Segment Start: Excerpted data

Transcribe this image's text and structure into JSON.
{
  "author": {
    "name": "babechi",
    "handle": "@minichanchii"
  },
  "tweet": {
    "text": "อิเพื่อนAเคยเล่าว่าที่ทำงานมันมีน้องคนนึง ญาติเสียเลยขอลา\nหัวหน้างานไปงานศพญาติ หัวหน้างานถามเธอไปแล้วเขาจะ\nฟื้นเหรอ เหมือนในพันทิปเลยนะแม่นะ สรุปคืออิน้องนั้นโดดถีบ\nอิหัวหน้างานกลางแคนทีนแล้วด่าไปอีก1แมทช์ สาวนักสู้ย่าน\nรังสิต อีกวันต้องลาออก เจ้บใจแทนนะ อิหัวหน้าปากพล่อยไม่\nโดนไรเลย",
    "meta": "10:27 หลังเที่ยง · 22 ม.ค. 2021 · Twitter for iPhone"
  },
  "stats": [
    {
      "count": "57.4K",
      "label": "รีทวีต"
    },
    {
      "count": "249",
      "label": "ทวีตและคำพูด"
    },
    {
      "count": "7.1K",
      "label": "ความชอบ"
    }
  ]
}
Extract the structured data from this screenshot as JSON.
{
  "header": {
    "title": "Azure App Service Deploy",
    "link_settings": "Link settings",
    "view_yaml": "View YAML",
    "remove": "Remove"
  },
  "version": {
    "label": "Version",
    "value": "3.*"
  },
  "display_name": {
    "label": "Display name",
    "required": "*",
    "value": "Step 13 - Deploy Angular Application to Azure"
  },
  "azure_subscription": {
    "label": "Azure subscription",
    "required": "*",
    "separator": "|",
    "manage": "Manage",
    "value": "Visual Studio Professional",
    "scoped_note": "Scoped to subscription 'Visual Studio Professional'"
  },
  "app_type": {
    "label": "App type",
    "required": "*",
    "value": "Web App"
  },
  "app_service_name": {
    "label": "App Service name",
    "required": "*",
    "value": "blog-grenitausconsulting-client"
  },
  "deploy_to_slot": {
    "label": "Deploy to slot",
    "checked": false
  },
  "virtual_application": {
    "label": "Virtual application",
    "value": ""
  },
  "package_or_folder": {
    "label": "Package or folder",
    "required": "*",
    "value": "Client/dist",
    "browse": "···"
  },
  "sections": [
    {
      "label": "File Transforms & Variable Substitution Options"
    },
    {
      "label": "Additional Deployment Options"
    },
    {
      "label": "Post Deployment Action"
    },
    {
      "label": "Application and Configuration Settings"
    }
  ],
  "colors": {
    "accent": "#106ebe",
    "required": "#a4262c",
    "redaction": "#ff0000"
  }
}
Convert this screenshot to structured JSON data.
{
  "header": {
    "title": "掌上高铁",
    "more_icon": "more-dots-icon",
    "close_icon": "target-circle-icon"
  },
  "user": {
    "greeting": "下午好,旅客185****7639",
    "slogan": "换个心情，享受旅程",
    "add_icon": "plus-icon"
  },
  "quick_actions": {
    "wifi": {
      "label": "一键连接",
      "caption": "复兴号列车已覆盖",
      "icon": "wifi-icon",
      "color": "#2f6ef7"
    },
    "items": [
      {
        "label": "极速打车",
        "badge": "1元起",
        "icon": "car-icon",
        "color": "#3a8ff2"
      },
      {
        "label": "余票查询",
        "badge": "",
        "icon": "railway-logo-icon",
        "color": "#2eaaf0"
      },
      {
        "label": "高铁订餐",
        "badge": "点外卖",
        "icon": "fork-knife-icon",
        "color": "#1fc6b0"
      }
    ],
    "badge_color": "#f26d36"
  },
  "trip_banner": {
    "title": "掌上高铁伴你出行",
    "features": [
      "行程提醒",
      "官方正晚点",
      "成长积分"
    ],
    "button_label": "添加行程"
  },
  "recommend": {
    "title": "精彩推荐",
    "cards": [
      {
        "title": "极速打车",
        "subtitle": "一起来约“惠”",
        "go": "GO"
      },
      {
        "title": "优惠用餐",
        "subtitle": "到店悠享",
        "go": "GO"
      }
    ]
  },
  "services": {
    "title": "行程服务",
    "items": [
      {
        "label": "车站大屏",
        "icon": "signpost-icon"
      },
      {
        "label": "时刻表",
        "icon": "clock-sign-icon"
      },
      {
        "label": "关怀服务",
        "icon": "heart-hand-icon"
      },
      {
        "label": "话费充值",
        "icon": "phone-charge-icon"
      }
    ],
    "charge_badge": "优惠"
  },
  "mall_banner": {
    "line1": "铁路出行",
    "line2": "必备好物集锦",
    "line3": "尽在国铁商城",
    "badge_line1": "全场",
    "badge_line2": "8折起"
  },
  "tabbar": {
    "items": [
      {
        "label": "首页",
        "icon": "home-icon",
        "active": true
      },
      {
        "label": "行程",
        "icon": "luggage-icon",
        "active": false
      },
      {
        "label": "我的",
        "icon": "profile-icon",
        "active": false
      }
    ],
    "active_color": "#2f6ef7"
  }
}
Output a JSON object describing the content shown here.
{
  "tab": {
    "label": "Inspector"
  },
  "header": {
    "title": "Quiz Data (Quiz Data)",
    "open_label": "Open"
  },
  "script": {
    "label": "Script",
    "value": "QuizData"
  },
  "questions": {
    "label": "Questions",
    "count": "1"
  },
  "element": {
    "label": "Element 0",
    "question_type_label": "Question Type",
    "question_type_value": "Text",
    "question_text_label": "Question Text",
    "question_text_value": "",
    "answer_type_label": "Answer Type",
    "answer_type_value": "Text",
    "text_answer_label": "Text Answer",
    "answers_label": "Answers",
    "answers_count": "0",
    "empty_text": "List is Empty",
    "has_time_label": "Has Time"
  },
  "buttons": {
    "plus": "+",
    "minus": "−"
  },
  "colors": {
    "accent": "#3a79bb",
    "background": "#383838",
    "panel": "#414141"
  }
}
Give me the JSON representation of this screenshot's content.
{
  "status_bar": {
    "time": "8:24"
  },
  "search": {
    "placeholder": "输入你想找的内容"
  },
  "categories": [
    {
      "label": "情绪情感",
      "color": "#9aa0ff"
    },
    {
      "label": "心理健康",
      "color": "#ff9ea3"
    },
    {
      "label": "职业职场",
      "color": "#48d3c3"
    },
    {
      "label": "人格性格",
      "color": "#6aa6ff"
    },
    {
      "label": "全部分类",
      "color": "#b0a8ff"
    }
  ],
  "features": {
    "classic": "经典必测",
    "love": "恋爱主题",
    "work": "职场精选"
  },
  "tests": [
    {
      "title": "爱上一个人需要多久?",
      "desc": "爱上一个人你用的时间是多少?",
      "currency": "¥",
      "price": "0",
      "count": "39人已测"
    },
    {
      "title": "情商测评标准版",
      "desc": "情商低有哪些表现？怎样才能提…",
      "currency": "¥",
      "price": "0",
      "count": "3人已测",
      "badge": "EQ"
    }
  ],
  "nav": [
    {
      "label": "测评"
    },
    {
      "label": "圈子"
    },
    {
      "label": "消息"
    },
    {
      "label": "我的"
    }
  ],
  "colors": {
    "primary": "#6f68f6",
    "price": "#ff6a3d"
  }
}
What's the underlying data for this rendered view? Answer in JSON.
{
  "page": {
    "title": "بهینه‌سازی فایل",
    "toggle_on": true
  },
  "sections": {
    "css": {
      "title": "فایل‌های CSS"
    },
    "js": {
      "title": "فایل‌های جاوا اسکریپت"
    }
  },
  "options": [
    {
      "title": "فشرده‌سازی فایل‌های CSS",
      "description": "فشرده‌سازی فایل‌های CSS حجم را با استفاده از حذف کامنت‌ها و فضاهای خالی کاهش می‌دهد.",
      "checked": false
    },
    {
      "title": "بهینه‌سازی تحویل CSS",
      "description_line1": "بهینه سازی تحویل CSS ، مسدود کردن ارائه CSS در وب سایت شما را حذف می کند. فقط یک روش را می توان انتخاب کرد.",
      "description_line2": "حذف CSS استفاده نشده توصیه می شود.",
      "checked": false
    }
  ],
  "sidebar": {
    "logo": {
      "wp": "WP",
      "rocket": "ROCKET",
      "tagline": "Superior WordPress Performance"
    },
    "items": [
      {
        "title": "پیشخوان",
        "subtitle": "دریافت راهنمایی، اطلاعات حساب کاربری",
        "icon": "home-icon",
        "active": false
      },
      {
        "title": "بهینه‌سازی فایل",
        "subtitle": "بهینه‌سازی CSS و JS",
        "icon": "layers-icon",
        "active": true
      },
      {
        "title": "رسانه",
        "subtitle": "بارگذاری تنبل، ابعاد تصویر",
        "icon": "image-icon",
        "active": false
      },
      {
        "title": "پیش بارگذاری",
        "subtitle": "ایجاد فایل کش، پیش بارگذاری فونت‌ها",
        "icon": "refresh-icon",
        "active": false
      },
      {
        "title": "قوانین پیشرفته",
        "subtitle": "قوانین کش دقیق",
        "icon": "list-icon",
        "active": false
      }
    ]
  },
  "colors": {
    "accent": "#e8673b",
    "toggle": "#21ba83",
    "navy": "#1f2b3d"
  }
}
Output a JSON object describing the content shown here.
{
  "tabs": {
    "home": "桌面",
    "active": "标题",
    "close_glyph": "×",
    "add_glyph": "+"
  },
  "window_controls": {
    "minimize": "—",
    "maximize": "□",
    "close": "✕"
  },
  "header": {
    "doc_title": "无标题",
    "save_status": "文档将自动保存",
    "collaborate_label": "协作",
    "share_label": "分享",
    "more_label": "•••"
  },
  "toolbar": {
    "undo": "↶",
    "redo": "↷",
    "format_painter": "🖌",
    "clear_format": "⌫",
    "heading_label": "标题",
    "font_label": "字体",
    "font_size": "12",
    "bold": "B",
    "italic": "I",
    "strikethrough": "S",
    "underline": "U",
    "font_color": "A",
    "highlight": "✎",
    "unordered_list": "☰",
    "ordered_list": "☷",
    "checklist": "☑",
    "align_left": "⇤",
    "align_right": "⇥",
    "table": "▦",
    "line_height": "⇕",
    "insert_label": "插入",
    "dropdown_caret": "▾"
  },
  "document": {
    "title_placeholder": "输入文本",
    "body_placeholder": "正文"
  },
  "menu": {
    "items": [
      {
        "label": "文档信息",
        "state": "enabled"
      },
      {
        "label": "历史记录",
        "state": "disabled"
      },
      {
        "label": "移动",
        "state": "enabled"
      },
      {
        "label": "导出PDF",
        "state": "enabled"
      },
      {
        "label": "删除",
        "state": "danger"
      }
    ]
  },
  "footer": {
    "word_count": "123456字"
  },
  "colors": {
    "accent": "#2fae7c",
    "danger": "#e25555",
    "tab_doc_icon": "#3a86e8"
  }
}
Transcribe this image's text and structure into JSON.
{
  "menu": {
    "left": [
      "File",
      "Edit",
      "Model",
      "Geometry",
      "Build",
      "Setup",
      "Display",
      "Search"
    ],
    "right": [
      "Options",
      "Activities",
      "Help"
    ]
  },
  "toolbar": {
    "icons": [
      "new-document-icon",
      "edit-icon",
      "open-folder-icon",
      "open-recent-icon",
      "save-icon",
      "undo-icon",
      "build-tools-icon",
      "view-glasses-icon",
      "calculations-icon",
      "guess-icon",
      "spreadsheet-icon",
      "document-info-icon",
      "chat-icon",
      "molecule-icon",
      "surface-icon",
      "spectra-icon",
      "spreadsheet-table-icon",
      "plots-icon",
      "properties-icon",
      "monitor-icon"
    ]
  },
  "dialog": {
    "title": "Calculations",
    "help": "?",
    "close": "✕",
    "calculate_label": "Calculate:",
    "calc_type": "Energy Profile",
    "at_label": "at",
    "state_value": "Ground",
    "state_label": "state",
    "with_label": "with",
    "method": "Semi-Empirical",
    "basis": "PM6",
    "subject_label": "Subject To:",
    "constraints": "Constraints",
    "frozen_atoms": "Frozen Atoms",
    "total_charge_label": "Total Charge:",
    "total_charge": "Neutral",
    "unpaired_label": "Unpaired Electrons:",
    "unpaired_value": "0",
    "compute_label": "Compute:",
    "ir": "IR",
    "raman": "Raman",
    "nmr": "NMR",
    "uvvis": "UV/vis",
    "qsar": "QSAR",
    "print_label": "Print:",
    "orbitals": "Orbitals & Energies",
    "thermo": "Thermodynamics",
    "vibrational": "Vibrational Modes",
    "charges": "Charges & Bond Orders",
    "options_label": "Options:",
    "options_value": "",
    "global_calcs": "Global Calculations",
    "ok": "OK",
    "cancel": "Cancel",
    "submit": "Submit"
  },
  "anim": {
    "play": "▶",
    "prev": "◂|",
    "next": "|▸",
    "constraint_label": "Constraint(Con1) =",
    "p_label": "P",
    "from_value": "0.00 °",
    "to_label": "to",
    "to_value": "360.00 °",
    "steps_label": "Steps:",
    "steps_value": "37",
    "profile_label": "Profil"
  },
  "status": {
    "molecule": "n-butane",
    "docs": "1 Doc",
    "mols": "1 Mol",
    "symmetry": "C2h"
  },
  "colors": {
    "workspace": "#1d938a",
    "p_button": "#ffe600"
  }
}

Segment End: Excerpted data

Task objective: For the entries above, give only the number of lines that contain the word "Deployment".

The completed task: 2